Sorry first-year tobacco aficionados – this year Sydney University has gone smoke-free.
Further apologies go to returning smokers who had become accustomed to lighting a cigarette on their way to the Woolley Building, taking a smoko break from studying outside the Law Library, or scabbing a few durries outside of Manning.
In the name of a “healthy and safe environment” for staff and students, Sydney Uni administration has banned smoking in places other than the ‘Quadrangle & Library Precinct’, the ‘City Road Precinct’, the ‘Blackburn Precinct’ (?), and the ‘Ross St. Precinct’ (??). Oh, and a few places in Darlington too.
The University of Sydney Union has also ceased their sale of tobacco.
There’s a case to be made for this, of course. Students shouldn’t be made to suffer passive smoking, which is a real issue. It makes your clothes stink, which may or may not be an issue for your professors or tutors. It also kills you.
But is that – and I say this without a shred of irony – a reason to ban it?
Consider for a moment other things that can kill you. Alcohol. Riding a bike. Driving a car. Heights. Stress. Burgers. None of which are banned, most of which thrive in a university environment. A bit of a comparative stretch? Perhaps. But the point is that the hysteria over smoking – uniquely, specifically, and strangely only smoking – seeks to marginalise smokers and their odorous lifestyle.
Smoking is not a silly new fad that aims to destroy your body and nothing else (like ‘ice’). It has a history, is ingrained in culture, and facilitates social intercourse – if not other forms of intercourse. From Freud to Bogart to Churchill to Sartre to Castro to Orwell to Hitchens: politicians, visionaries, writers, entertainers, and more have eased the mind and lingered on their thoughts through the haze of smoke and the hoarse coughs tobacco yields.
Smoking can bring people together. Ever heard of a smokers’ caucus? It is when smokers of all ideologies, tendencies, and perspectives get together in union of their filthy habit. It can produce deals, settlements, and friendships.
But the crux of an argument against smoking bans is not the artistic and intellectual dimension to smoking. No, it’s that in a free and liberal society, people need to stop trying to save others from themselves. Is there something noble in telling people the risks they take and the consequences they incur?

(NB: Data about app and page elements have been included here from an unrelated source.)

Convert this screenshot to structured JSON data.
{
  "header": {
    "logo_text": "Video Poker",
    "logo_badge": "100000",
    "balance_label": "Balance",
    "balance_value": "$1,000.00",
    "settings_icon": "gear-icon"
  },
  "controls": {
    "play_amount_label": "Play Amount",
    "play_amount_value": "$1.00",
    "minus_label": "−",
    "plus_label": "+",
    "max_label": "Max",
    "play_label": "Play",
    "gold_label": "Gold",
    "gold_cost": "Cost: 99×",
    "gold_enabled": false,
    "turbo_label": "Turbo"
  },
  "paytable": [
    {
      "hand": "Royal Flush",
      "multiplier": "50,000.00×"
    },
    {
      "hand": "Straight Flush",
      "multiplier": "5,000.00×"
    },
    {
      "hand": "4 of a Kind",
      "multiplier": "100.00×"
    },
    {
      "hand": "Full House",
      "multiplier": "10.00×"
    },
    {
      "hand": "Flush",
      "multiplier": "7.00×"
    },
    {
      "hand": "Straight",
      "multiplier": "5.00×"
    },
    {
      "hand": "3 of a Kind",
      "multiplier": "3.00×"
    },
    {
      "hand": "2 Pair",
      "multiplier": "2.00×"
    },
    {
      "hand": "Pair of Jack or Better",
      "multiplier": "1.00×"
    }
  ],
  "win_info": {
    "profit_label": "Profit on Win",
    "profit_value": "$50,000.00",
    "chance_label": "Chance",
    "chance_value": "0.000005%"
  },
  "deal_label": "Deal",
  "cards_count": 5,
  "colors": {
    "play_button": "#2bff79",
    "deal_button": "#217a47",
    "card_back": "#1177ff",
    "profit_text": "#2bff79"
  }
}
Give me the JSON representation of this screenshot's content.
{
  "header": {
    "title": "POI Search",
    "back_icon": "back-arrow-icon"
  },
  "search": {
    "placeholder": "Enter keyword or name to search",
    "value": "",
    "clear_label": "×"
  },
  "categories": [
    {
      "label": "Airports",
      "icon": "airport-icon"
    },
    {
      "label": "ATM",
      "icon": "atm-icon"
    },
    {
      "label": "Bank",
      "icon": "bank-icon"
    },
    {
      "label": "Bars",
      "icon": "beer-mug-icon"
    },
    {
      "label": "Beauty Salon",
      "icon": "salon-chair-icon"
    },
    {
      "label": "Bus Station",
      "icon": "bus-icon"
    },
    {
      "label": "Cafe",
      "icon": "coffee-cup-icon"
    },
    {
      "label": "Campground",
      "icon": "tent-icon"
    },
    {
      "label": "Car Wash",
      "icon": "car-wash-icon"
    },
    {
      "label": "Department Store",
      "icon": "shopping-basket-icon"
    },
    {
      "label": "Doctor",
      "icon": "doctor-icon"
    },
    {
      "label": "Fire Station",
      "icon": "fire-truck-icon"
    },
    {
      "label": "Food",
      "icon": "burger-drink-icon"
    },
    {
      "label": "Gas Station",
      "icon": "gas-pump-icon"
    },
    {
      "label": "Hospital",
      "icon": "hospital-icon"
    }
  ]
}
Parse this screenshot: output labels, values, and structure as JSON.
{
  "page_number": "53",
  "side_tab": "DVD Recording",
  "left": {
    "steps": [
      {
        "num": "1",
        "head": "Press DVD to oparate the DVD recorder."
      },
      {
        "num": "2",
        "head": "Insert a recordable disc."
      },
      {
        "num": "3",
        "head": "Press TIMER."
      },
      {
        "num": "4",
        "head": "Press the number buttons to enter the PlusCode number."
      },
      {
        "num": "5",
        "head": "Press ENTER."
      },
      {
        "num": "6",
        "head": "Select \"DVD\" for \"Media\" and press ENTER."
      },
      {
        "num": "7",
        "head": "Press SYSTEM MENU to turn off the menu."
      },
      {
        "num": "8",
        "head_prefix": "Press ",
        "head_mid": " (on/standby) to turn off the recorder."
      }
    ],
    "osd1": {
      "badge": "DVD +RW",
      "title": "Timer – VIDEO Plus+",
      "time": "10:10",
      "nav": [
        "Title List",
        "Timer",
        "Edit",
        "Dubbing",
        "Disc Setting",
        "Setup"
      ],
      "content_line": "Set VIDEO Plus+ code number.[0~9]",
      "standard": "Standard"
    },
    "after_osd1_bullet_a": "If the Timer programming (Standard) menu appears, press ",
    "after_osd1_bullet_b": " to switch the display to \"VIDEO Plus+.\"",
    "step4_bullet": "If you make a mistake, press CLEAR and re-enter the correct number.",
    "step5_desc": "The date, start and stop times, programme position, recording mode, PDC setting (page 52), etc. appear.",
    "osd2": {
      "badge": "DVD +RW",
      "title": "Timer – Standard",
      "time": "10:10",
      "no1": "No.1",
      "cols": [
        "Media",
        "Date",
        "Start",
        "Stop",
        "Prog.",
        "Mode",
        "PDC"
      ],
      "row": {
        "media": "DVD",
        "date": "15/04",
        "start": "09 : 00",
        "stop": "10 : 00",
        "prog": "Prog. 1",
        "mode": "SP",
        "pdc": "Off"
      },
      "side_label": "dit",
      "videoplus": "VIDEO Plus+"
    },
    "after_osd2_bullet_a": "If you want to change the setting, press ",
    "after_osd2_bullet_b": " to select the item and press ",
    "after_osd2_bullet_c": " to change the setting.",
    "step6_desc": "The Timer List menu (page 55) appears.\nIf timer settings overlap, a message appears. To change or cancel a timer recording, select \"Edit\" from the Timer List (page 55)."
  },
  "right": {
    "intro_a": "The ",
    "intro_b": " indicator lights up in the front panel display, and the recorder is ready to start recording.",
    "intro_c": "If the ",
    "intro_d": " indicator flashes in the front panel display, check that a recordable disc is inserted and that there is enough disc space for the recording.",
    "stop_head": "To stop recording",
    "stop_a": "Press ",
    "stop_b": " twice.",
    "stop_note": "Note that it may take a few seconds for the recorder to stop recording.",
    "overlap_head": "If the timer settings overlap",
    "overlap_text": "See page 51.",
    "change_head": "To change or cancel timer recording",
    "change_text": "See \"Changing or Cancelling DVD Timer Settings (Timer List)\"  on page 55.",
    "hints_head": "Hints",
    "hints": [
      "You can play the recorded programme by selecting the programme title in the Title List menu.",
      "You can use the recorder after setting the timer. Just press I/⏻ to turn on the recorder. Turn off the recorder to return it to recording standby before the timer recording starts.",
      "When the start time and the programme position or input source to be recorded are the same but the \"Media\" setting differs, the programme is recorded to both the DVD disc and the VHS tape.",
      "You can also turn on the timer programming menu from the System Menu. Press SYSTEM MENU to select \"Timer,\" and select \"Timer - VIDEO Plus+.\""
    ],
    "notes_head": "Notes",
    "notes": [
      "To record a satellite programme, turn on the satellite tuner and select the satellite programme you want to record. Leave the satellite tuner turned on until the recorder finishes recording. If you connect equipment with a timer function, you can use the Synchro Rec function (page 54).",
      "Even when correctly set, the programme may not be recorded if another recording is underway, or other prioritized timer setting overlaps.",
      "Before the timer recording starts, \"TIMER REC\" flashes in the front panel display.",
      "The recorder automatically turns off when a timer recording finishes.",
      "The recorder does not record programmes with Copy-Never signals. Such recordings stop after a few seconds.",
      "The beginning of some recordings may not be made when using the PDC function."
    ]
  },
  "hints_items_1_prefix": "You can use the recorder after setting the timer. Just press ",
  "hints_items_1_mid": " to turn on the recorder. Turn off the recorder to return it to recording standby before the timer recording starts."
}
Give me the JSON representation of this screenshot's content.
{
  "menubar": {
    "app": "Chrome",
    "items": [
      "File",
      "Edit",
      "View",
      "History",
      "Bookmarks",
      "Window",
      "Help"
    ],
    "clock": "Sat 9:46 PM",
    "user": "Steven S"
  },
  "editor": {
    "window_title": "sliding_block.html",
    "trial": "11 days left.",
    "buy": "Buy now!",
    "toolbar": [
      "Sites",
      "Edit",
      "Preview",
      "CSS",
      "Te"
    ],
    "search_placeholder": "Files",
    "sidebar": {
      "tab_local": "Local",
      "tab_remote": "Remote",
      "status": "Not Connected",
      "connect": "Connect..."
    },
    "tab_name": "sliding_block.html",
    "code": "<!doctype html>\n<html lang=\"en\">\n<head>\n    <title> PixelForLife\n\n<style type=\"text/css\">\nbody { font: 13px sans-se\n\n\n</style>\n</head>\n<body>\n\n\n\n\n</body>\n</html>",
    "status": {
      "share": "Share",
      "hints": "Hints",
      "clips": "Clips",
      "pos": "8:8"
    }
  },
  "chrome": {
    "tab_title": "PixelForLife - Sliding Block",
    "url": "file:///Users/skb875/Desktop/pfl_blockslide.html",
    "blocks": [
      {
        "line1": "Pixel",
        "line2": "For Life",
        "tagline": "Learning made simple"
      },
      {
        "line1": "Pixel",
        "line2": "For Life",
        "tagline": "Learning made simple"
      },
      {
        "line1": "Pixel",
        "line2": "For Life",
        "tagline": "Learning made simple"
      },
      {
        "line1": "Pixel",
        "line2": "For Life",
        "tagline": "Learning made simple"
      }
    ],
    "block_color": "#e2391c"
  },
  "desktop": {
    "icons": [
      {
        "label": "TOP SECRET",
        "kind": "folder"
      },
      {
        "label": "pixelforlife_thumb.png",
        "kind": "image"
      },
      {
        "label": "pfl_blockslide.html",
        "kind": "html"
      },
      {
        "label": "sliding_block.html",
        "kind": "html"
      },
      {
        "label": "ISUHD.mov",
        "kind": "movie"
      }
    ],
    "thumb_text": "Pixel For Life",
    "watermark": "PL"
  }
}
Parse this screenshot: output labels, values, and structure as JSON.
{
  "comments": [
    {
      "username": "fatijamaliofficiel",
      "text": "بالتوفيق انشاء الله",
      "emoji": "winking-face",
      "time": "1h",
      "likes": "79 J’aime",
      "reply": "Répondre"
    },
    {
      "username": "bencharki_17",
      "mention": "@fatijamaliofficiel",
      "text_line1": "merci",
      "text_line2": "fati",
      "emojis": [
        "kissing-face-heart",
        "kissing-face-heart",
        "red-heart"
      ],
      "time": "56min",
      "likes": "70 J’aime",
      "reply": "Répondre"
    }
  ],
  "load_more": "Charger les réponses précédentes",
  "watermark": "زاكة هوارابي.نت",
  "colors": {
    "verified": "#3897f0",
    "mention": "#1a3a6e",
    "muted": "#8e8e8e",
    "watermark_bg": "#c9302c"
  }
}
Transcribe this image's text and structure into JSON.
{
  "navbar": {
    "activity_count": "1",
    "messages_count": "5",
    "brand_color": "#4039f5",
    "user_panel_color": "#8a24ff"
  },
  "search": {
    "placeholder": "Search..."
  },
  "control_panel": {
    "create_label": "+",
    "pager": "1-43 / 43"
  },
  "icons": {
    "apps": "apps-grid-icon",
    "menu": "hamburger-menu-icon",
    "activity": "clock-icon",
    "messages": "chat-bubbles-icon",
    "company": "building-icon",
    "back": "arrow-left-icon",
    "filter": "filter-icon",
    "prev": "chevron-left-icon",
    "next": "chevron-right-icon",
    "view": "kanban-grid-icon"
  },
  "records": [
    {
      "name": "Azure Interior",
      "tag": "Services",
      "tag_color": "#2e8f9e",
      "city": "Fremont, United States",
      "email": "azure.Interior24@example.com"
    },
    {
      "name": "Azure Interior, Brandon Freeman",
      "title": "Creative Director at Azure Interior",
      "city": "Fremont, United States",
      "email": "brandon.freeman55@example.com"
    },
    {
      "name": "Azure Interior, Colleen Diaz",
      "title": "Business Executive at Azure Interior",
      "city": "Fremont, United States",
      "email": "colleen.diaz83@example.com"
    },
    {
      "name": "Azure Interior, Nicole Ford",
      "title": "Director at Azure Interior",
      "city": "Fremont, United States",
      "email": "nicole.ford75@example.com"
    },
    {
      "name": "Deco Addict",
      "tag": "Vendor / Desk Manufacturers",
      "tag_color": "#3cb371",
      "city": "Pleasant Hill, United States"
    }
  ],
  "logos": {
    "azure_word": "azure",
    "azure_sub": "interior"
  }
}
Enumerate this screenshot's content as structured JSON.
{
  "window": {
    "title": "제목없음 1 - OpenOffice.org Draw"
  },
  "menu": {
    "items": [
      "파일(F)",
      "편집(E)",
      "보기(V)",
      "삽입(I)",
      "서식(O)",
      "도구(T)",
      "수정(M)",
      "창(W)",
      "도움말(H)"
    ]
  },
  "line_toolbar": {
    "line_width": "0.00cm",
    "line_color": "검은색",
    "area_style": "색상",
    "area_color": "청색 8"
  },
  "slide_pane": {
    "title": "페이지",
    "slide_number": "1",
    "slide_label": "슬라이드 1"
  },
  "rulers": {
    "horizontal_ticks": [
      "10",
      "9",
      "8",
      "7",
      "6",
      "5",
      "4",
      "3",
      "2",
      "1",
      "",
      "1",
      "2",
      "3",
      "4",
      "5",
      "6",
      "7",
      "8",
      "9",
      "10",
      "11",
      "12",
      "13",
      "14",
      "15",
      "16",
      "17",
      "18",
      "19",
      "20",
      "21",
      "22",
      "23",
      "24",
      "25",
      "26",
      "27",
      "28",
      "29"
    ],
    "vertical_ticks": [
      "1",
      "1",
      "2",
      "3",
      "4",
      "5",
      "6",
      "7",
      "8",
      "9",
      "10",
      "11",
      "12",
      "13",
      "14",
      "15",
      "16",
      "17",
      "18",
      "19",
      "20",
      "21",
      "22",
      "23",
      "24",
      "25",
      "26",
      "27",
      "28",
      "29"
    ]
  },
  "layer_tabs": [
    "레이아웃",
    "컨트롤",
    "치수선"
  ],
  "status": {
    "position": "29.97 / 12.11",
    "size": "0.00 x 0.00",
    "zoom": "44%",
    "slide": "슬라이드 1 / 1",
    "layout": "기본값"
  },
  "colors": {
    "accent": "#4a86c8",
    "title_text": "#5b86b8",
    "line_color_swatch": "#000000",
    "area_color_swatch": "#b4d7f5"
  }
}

Sure, but need there be more? Need there be regulation, rules, parochial paternalism? Why not let them be. Let people have a burger bursting with calories, abuse their liver with a few drinks, and a cigarette for the denouement.
Let’s not forget that staff smoke as well, and the only thing worse than a stressed out student who can’t smoke during a break in a two-hour lecture is a stressed out professor who marks your papers.
Second-hand smoking is a more sensitive issue. It is true that people have died from passive smoking. But these are due to long, continuous periods amongst smokers and smoking, not being four metres from them eight minutes a month.
Nobody is locking you inside a portaloo with a smoker – if someone lights up nearby you, just move a few metres away.
To an extent, the hypochondria over smoking hurts the so-called non-smokers’ rights movement. Marginalising smokers embitters them with spite and resentment, causes (even more) stress, and creates an ‘us vs. them’ social discourse. They become a folk devil, charged with polluting our air and killing our children and puppies.
Legislation and regulation against smoking makes them a legal minority. Instead of cultivating a culture of etiquette where a smoker can understand when s/he is unable to smoke and can respectfully move away when asked to, we get a culture of entitlement, where non-smokers delegate their responsibility to a higher authority, and instead of engaging with the smoker, they simply sneer.
So, if you’re a smoker who doesn’t want to buy an electronic cigarette, or an ally who just really liked Manning Bar when there were revellers on the balcony smoking away as people are wont to do, write a letter to the university or just light one up anyway.
Rafi Alam is a joker, he’s a smoker, he’s a mid-night toker